Central Museum of Textiles in Łódź, joins European Route of Industrial Heritage
The White Factory, a classicist building in Łódź, constructed in 1835–1839 to host a textile factory and which currently hosts the Central Museum of Textiles, has become part of the European Route of Industrial Heritage. The title is bestowed on places of particular historical and touristic signficance. It is the third place in the city of Łódź on the European Route of Industrial Heritage, alongside Manufaktura and EC1.
The White Factory – a building complex – was built in the 1830s by a German factory owner Ludwik Geyer. It was one of the first centres of the textile trade in Poland.
You can find out more about the history of the White Factory in English here:

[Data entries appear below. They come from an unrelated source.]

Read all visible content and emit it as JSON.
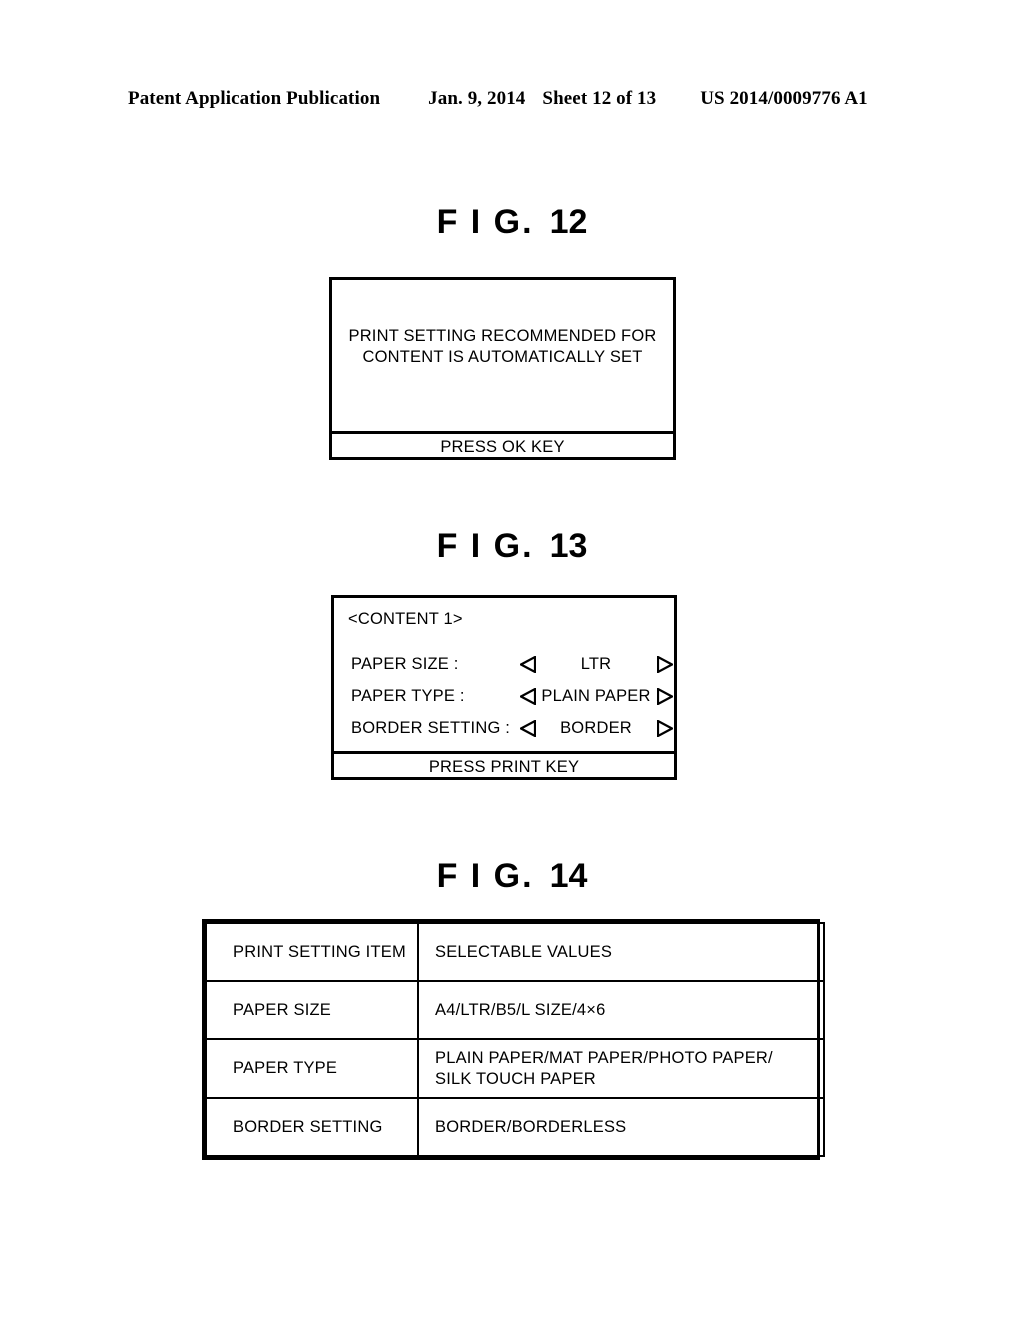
{
  "header": {
    "publication": "Patent Application Publication",
    "date": "Jan. 9, 2014",
    "sheet": "Sheet 12 of 13",
    "patent_number": "US 2014/0009776 A1"
  },
  "figures": {
    "fig12": {
      "title_prefix": "F I G.",
      "title_number": "12",
      "message_line1": "PRINT SETTING RECOMMENDED FOR",
      "message_line2": "CONTENT IS AUTOMATICALLY SET",
      "footer": "PRESS OK KEY"
    },
    "fig13": {
      "title_prefix": "F I G.",
      "title_number": "13",
      "content_label": "<CONTENT 1>",
      "rows": [
        {
          "label": "PAPER SIZE :",
          "value": "LTR",
          "left_arrow": "left-triangle-icon",
          "right_arrow": "right-triangle-icon"
        },
        {
          "label": "PAPER TYPE :",
          "value": "PLAIN PAPER",
          "left_arrow": "left-triangle-icon",
          "right_arrow": "right-triangle-icon"
        },
        {
          "label": "BORDER SETTING :",
          "value": "BORDER",
          "left_arrow": "left-triangle-icon",
          "right_arrow": "right-triangle-icon"
        }
      ],
      "footer": "PRESS PRINT KEY"
    },
    "fig14": {
      "title_prefix": "F I G.",
      "title_number": "14",
      "columns": [
        "PRINT SETTING ITEM",
        "SELECTABLE VALUES"
      ],
      "rows": [
        {
          "item": "PAPER SIZE",
          "values": "A4/LTR/B5/L SIZE/4×6"
        },
        {
          "item": "PAPER TYPE",
          "values_line1": "PLAIN PAPER/MAT PAPER/PHOTO PAPER/",
          "values_line2": "SILK TOUCH PAPER"
        },
        {
          "item": "BORDER SETTING",
          "values": "BORDER/BORDERLESS"
        }
      ]
    }
  },
  "colors": {
    "ink": "#000000",
    "paper": "#ffffff"
  }
}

The buidling is a symbol of the Łódź‘s textile-making history and one of the most well-known post-industrial buildings in Poland and is attracting more and more tourists from Poland and abroad.
The history of Łódź industry is illustrated through two permanent exhibitions: “City – Fashion-Machine”, devoted to the rise and fall of Łódź as a centre of the textile industry as well as “Microhistories. Łódź and its People”, detailing the tempestous story of the city from the perspective of its inhabitants.
The museum is a place that joins together a history of the technique and industry with art, desgn, fashion, the history of the region and cultural anthropology.
The act of accession to the European Route of Industrial Heritage was formally awarded to the director of the Central Museum of Textiles, Aneta Dalbiak, by the President and Vice-President of the Association of the European Route of Industrial Heritage during the 12th annual ERIH Forum which took place in Łódź between the 20-22 of September.
The European Route of Industrial Heritage aims to promote the divesity and atrractiveness of European industrial heritage, encourage city toruism as well as educate about the industrial revolution and biographies of entrepreneurs and factory owners.
The route leads to Poland through Great Britain, Belgium, the Netherlands, Luxembourg and Germany and is comprised of over 300 diverse sites from 27 countries, so called anchor points of the trail which have a unqiue meaning for the history of European industry.
In Poland, there are 11 anchor points.
The Central Museum of Textiles in Łódź joins such sites as the Flemish Coal Mining Museum, the Heineken Brewery in Amsterdam or the Welsh Slate Museum. In Poland, sites include the Old Mine in Walbrzych, the Guido Mine in Zabrze, Tychy Brewery Museum and Zywiec Brewery Museum.
Find out more about the Central Museum of Textiles from their website: